morning dun hatch has been sparse, as has the
Trico hatch while the yellow Sally hatch has been
non-existent. Black caddis have been thick as per
usual. The midge hatches have been unbelievably
thick: some days in April, May, and June the
afternoon scene can resemble a living carpet
of insects. A hatch that hadn't occurred prior
to the prolonged drought, the mahogany dun, is
something to witness. The late August/early
September spinner fall of size 12 dark brown
mayflies puts all the trout in the river on a
feeding frenzy. To top it off, the spinner fall
can last up to five hours. So many insects are
on the water that the trout can't eat them all
so feeding goes on the backwaters and eddies up
Another change in the river is that baitfish
have become more common, hence the brown trout
are more prone to take streamer flies about
any time during the year. Though the browns
are now the minority trout species in the river,
the ones that remain are substantial fish! (As
per usual, the rainbow trout are fat, full of
energy, and ready to show you how much backing
your reel holds).
Through efforts of the Bighorn River Alliance,
there will be a flushing flow early this March.
It looks like the Bureau of Reclamation will
release 5,000 cfs for eight hours to clean out
much of the accumulated silt in the upper 13
miles of the river.
Speaking of flushing flows, the North Platte
River upstream from Casper, Wyoming has been
receiving spring and fall flushing flows for
a number of years now. The river has become a
great trout fishing stream, much like the Big
Horn. In addition, there is an abundance of
pronghorn antelope and mule deer along the
river-extremely rare sights on the Big Horn. The
stretch of the Platte below Grey Reef has three
species of trout: rainbow, cutthroat (Snake River),
and brown. Many of the trout exceed 20 inches.
Nymphs, streamers, and dry flies are the three
most productive methods. For further information
contact The Platte River Fly Shop (307-237-5997)
or visit the website www.wyomingflyfishing.com.
I guide for the shop now and then. I find that
the shop's competent local guides know every
trout in the river by name.
As per usual, I offer trips on small streams
around Sheridan. We can fish some of the small
streams in the Big Horn Mountains, the Tongue
River in Montana, or the Little Big Horn River
in Wyoming. Going to a different stream for a
day helps anglers to enjoy the best of both
A real plus for this year is that I will be
able to offer you a unique two day fishing
experience on the Tongue River in Montana.
The Lodge at Diamond Cross Ranch is about ten
miles downstream from the Tongue River Dam.
The first three or four miles of water below
the dam contain some superlative trout water.
(I have caught 22-inch rainbows with 13-inch
girths in this stretch). Further downstream
the river is loaded with smallmouth bass.
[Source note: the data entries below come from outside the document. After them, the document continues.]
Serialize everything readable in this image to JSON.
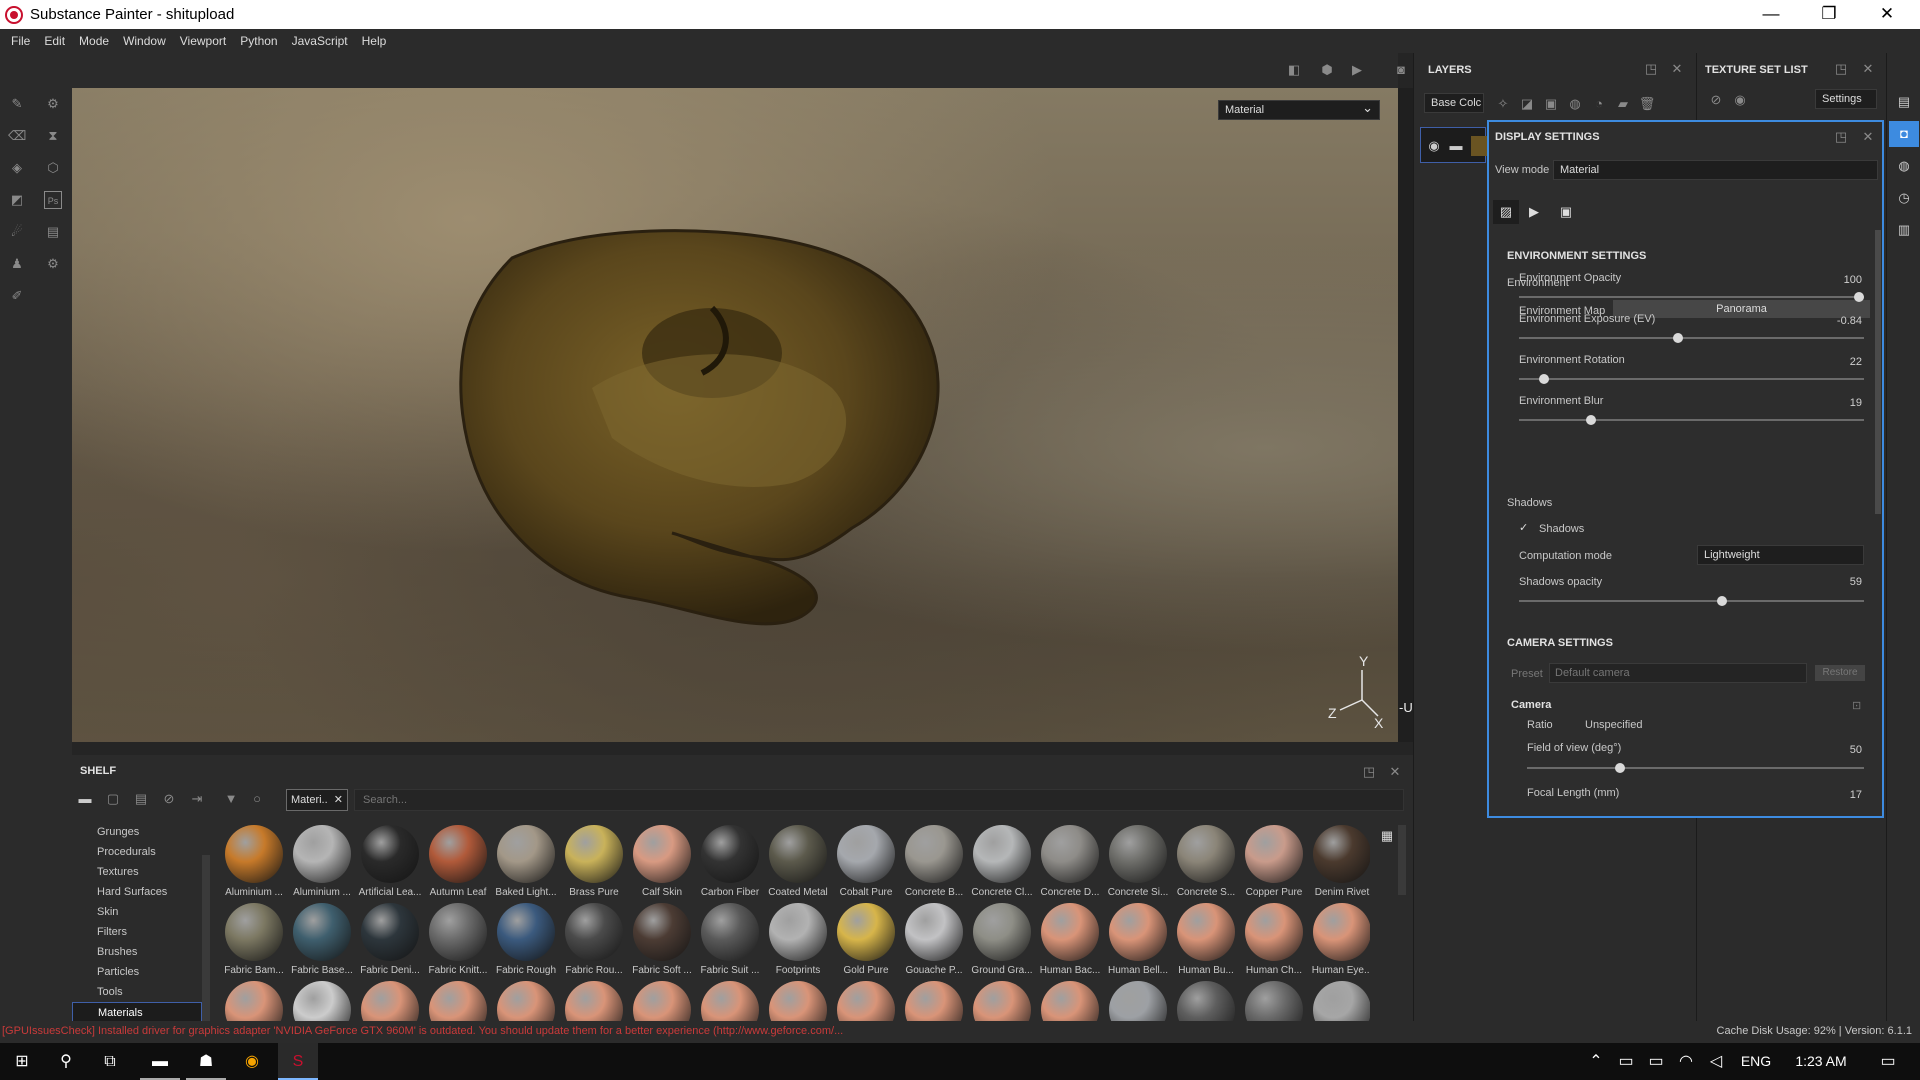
{
  "window": {
    "title": "Substance Painter - shitupload",
    "controls": [
      "—",
      "❐",
      "✕"
    ]
  },
  "menu": [
    "File",
    "Edit",
    "Mode",
    "Window",
    "Viewport",
    "Python",
    "JavaScript",
    "Help"
  ],
  "viewport": {
    "mode_select": "Material",
    "gizmo_labels": {
      "y": "Y",
      "z": "Z",
      "x": "X",
      "u": "-U"
    }
  },
  "layers": {
    "title": "LAYERS",
    "channel_select": "Base Colc"
  },
  "texture_set_list": {
    "title": "TEXTURE SET LIST",
    "settings_label": "Settings"
  },
  "display_settings": {
    "title": "DISPLAY SETTINGS",
    "view_mode_label": "View mode",
    "view_mode_value": "Material",
    "env_section": "ENVIRONMENT SETTINGS",
    "env_group": "Environment",
    "env_map_label": "Environment Map",
    "env_map_value": "Panorama",
    "sliders": [
      {
        "label": "Environment Opacity",
        "value": "100",
        "fraction": 1.0
      },
      {
        "label": "Environment Exposure (EV)",
        "value": "-0.84",
        "fraction": 0.46
      },
      {
        "label": "Environment Rotation",
        "value": "22",
        "fraction": 0.06
      },
      {
        "label": "Environment Blur",
        "value": "19",
        "fraction": 0.2
      }
    ],
    "shadows_group": "Shadows",
    "shadows_checkbox": "Shadows",
    "computation_label": "Computation mode",
    "computation_value": "Lightweight",
    "shadows_opacity_label": "Shadows opacity",
    "shadows_opacity_value": "59",
    "shadows_opacity_fraction": 0.59,
    "camera_section": "CAMERA SETTINGS",
    "preset_label": "Preset",
    "preset_placeholder": "Default camera",
    "restore_label": "Restore",
    "camera_group": "Camera",
    "ratio_label": "Ratio",
    "ratio_value": "Unspecified",
    "fov_label": "Field of view (deg°)",
    "fov_value": "50",
    "fov_fraction": 0.27,
    "focal_label": "Focal Length (mm)",
    "focal_value": "17"
  },
  "shelf": {
    "title": "SHELF",
    "filter_chip": "Materi..",
    "search_placeholder": "Search...",
    "categories": [
      "Grunges",
      "Procedurals",
      "Textures",
      "Hard Surfaces",
      "Skin",
      "Filters",
      "Brushes",
      "Particles",
      "Tools",
      "Materials"
    ],
    "selected_category": "Materials",
    "materials_row1": [
      {
        "name": "Aluminium ...",
        "color": "#c77a2a"
      },
      {
        "name": "Aluminium ...",
        "color": "#b5b5b5"
      },
      {
        "name": "Artificial Lea...",
        "color": "#2a2a2a"
      },
      {
        "name": "Autumn Leaf",
        "color": "#b15a3a"
      },
      {
        "name": "Baked Light...",
        "color": "#a39888"
      },
      {
        "name": "Brass Pure",
        "color": "#c9b25a"
      },
      {
        "name": "Calf Skin",
        "color": "#d89a82"
      },
      {
        "name": "Carbon Fiber",
        "color": "#333"
      },
      {
        "name": "Coated Metal",
        "color": "#5c5a4c"
      },
      {
        "name": "Cobalt Pure",
        "color": "#a5a8ad"
      },
      {
        "name": "Concrete B...",
        "color": "#9a9790"
      },
      {
        "name": "Concrete Cl...",
        "color": "#b5b7b8"
      },
      {
        "name": "Concrete D...",
        "color": "#8e8c88"
      },
      {
        "name": "Concrete Si...",
        "color": "#6e6e6a"
      },
      {
        "name": "Concrete S...",
        "color": "#8b8578"
      },
      {
        "name": "Copper Pure",
        "color": "#c99b8b"
      },
      {
        "name": "Denim Rivet",
        "color": "#4b3a2e"
      }
    ],
    "materials_row2": [
      {
        "name": "Fabric Bam...",
        "color": "#7c7862"
      },
      {
        "name": "Fabric Base...",
        "color": "#3f5f6e"
      },
      {
        "name": "Fabric Deni...",
        "color": "#2d363c"
      },
      {
        "name": "Fabric Knitt...",
        "color": "#6b6b6b"
      },
      {
        "name": "Fabric Rough",
        "color": "#3b5a7e"
      },
      {
        "name": "Fabric Rou...",
        "color": "#4b4b4b"
      },
      {
        "name": "Fabric Soft ...",
        "color": "#4c3c34"
      },
      {
        "name": "Fabric Suit ...",
        "color": "#5a5a5a"
      },
      {
        "name": "Footprints",
        "color": "#b2b2b2"
      },
      {
        "name": "Gold Pure",
        "color": "#d7b54a"
      },
      {
        "name": "Gouache P...",
        "color": "#c2c2c4"
      },
      {
        "name": "Ground Gra...",
        "color": "#8e8e86"
      },
      {
        "name": "Human Bac...",
        "color": "#d99478"
      },
      {
        "name": "Human Bell...",
        "color": "#d99478"
      },
      {
        "name": "Human Bu...",
        "color": "#d99478"
      },
      {
        "name": "Human Ch...",
        "color": "#d99478"
      },
      {
        "name": "Human Eye...",
        "color": "#d99478"
      }
    ],
    "materials_row3_colors": [
      "#d99478",
      "#cccccc",
      "#d99478",
      "#d99478",
      "#d99478",
      "#d99478",
      "#d99478",
      "#d99478",
      "#d99478",
      "#d99478",
      "#d99478",
      "#d99478",
      "#d99478",
      "#9da0a4",
      "#5e5e5e",
      "#6b6b6b",
      "#a6a6a6"
    ]
  },
  "status": {
    "error": "[GPUIssuesCheck] Installed driver for graphics adapter 'NVIDIA GeForce GTX 960M' is outdated. You should update them for a better experience (http://www.geforce.com/...",
    "cache": "Cache Disk Usage:    92% | Version: 6.1.1"
  },
  "taskbar": {
    "lang": "ENG",
    "time": "1:23 AM"
  }
}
We
could fish for trout the first day, stay at the
lodge that night and float for smallmouth the
second day. To check out the lodge,
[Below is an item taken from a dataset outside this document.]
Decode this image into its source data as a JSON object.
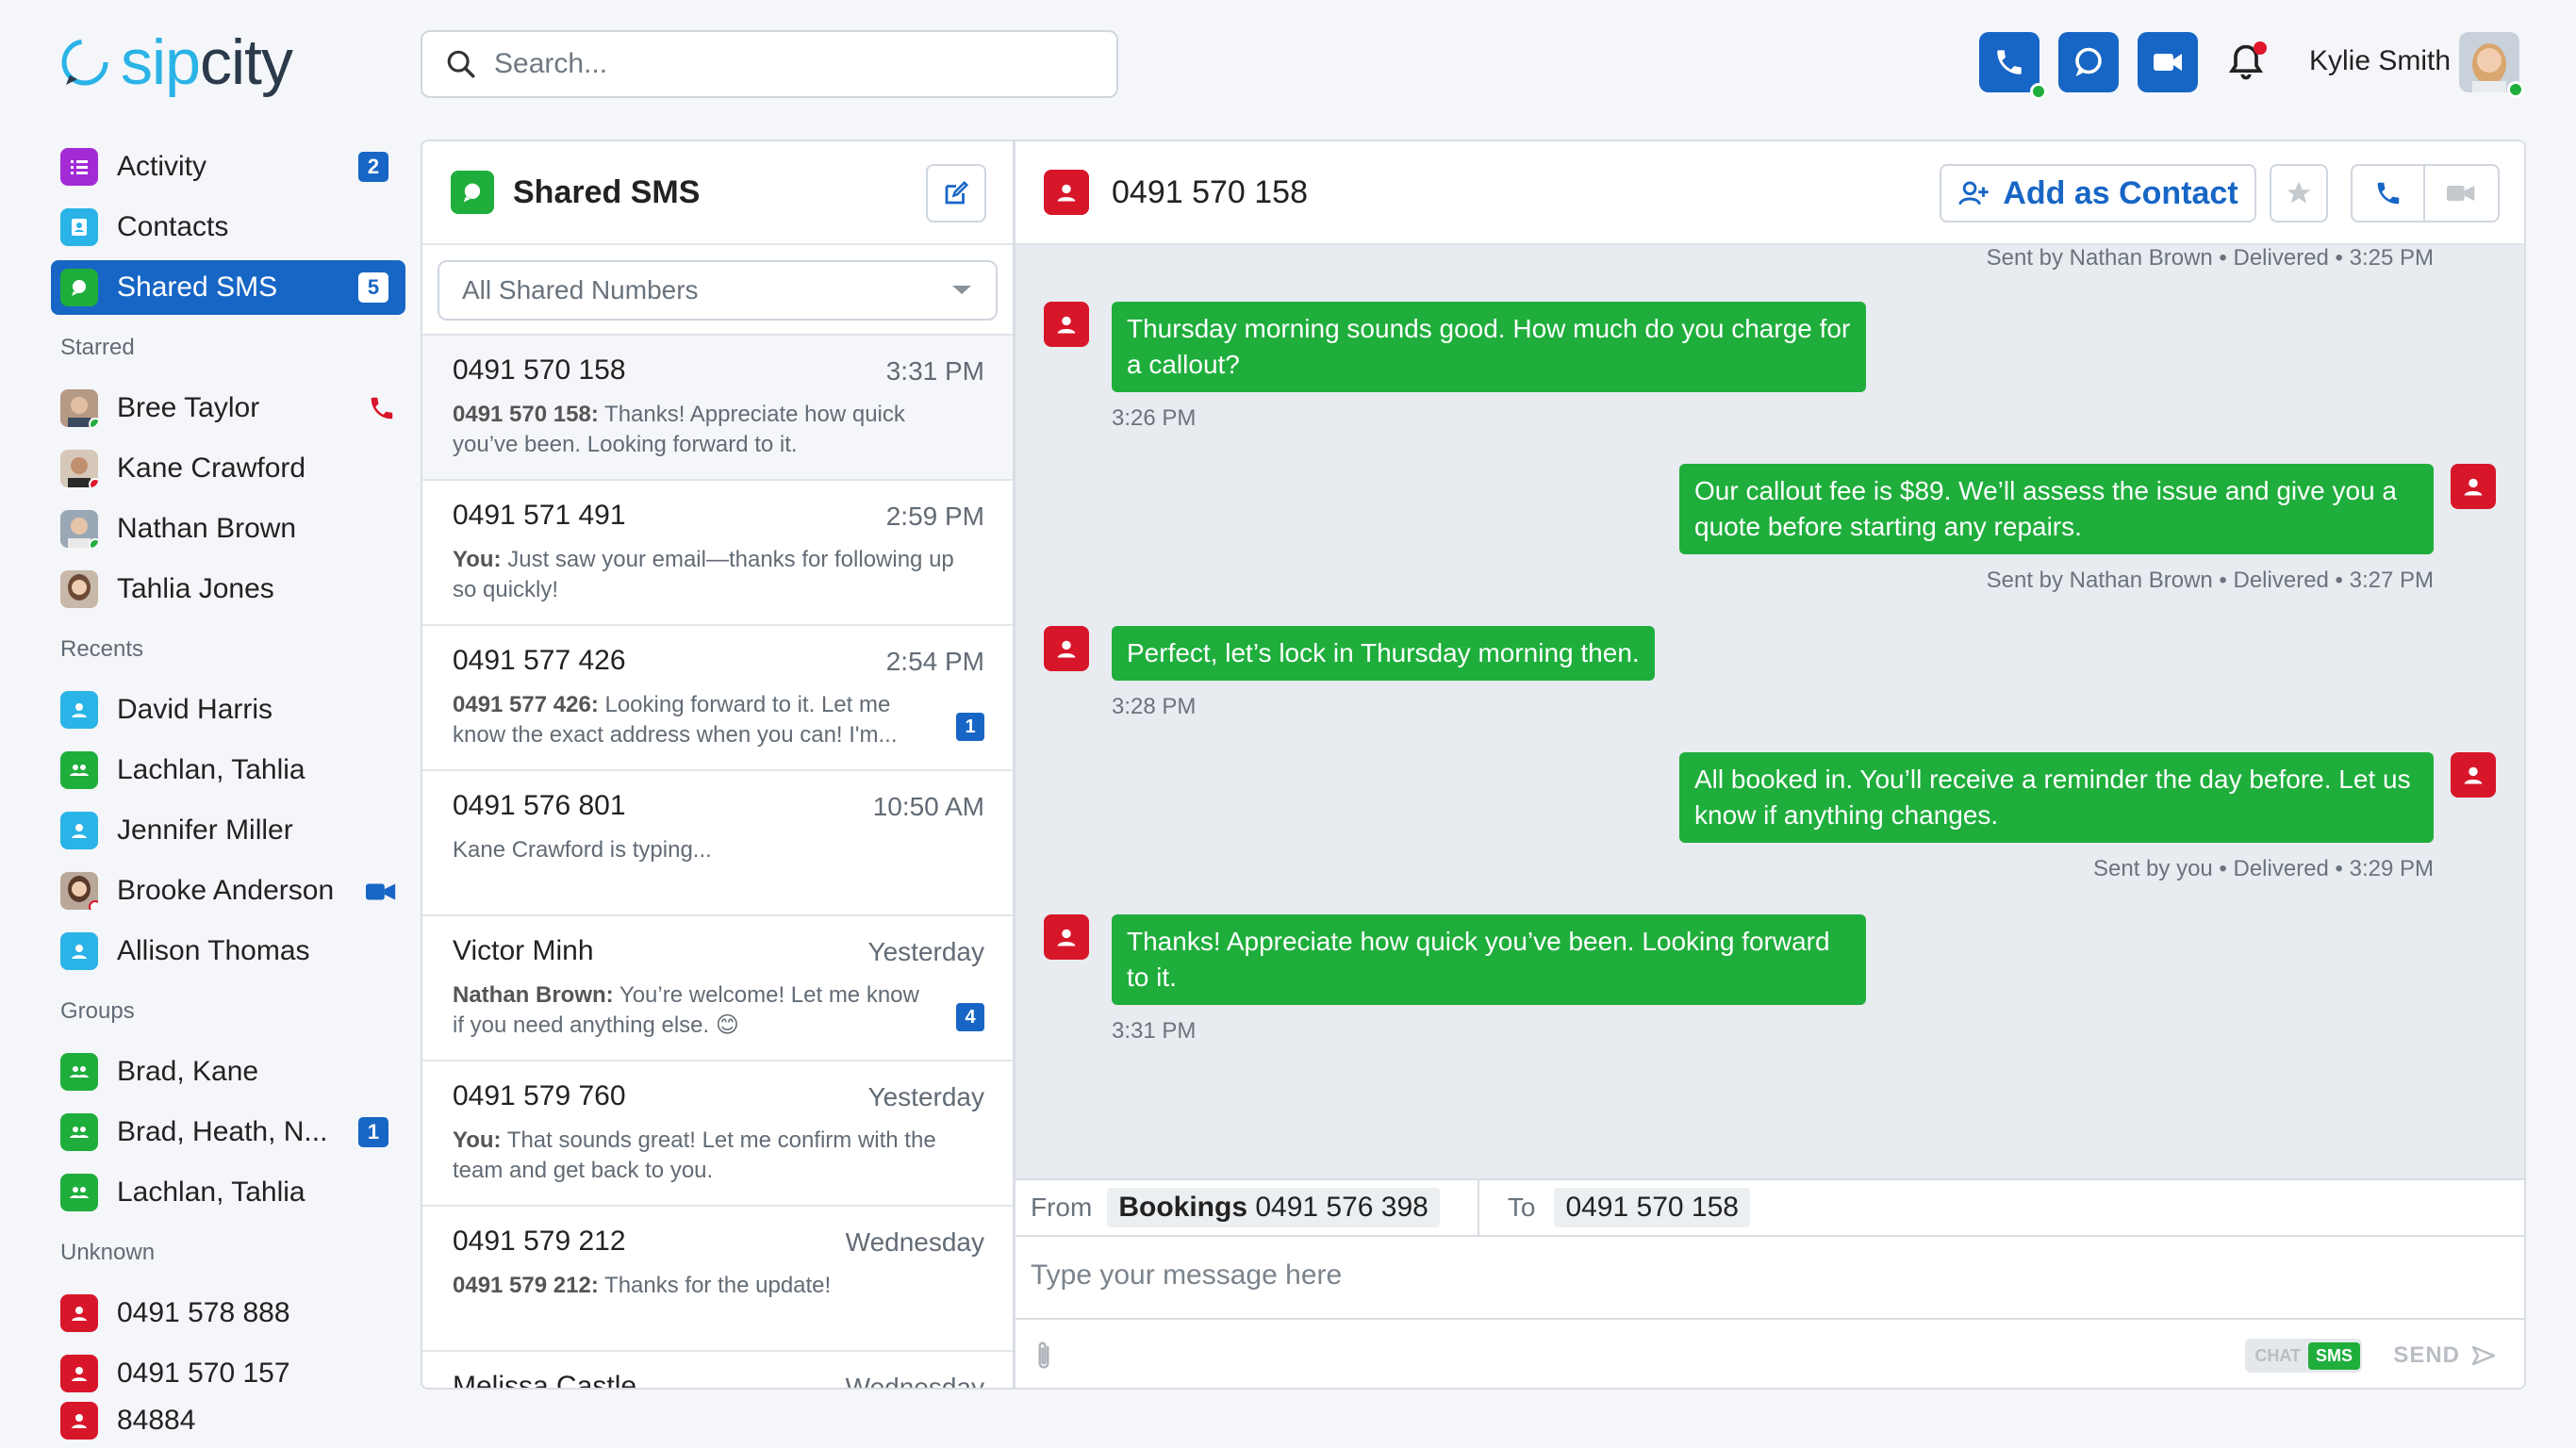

surf to www.thelodgeatdiamondcross.com or you
can call the manager, Dick Hosford, at 406-757-2220
and he'll be glad to tell you more about the
great recreational opportunities and fine
facilities that he offers.
My son, Glint, still works with me. Few others
exceed his guiding expertise and his humor is
unequalled. Any day spent with Clint is bound
to be enjoyable and memorable.
My rates for this year are $275.00 for a single
angler for one day; $350.00 for 2 anglers; and
$500.00 for three anglers. If you elect to fish
three or more days, the three-day price would be
$750.00; $1000.00 and —— $1450.00, respectively.
Well, I look forward to hearing from you and hope
that you will honor me with your presence this year.
Take care and stay well. ~ Bob Krumm
Our congratulations to Bob and Carol on their
marriage this past December. Best wishes for
a long and happy life together!
Bob Krumm is a first-class guide who specializes
in fishing the Big Horn River in Montana,
(and if there terrific fishing somewhere else
he'll know about that too.) Bob has written
several other fine articles for the Eye Of The
Guides series. He is also a commericial fly
tier who owns the
Blue Quill Fly Company which will even do
your custom tying! Bob is a long time Sponsor
here! You can reach him at: 1-307-673-1505 or by email at: